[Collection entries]
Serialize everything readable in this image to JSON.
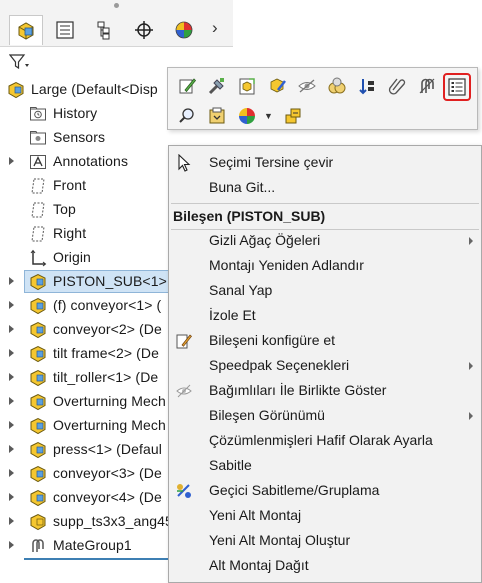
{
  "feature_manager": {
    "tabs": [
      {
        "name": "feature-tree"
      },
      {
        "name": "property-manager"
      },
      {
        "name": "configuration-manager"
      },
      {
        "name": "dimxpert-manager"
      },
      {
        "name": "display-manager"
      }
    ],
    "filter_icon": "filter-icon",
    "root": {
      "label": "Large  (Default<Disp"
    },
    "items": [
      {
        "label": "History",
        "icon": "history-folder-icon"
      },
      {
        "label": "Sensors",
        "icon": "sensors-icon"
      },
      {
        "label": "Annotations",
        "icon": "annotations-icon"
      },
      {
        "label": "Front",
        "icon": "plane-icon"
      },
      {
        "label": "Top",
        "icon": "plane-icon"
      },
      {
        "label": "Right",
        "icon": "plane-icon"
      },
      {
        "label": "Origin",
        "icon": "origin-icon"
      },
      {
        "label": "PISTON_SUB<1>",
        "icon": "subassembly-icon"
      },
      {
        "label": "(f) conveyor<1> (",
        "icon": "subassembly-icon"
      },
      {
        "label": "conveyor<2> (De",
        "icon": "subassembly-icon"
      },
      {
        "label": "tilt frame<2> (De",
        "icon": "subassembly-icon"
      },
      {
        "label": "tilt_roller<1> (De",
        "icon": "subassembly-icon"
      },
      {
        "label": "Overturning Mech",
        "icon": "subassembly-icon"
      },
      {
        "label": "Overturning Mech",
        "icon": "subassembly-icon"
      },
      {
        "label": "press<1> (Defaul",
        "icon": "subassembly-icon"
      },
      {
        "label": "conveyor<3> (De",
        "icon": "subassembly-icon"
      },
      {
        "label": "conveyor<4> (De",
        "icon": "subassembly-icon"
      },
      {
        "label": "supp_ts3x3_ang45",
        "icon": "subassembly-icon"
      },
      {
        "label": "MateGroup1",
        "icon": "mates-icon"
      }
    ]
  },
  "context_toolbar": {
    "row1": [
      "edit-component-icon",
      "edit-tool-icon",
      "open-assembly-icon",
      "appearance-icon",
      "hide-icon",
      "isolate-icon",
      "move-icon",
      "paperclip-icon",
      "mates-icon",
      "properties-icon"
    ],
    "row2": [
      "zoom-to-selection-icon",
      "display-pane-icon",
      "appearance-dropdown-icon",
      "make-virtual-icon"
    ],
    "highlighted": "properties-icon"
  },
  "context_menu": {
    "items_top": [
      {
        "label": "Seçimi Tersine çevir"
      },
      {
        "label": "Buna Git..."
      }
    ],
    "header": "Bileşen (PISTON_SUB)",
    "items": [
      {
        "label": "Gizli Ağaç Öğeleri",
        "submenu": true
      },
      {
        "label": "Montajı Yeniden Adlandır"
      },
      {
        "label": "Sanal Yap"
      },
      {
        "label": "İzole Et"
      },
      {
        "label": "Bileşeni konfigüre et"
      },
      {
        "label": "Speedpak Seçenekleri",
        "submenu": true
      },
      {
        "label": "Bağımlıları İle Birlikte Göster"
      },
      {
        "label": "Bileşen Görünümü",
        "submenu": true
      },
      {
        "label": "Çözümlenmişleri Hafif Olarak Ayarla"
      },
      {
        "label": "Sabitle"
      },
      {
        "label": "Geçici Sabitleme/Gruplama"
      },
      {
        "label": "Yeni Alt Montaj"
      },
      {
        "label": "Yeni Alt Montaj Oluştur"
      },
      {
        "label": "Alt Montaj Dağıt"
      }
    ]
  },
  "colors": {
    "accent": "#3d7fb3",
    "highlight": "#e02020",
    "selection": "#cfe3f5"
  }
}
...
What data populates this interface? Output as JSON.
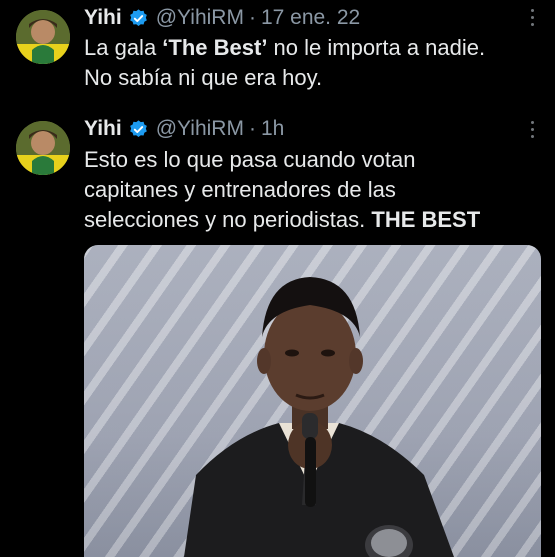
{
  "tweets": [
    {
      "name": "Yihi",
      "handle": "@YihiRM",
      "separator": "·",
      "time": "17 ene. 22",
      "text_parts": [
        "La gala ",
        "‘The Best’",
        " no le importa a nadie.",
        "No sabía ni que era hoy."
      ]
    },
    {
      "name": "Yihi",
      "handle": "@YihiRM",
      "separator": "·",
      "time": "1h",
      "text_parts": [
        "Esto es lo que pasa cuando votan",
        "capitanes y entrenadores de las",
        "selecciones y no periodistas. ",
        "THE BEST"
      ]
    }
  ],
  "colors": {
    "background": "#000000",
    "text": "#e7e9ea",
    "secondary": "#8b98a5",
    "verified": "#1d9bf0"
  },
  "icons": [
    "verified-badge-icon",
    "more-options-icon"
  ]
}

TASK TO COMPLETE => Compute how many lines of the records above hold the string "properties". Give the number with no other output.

ANSWER TO THIS EXERCISE => 2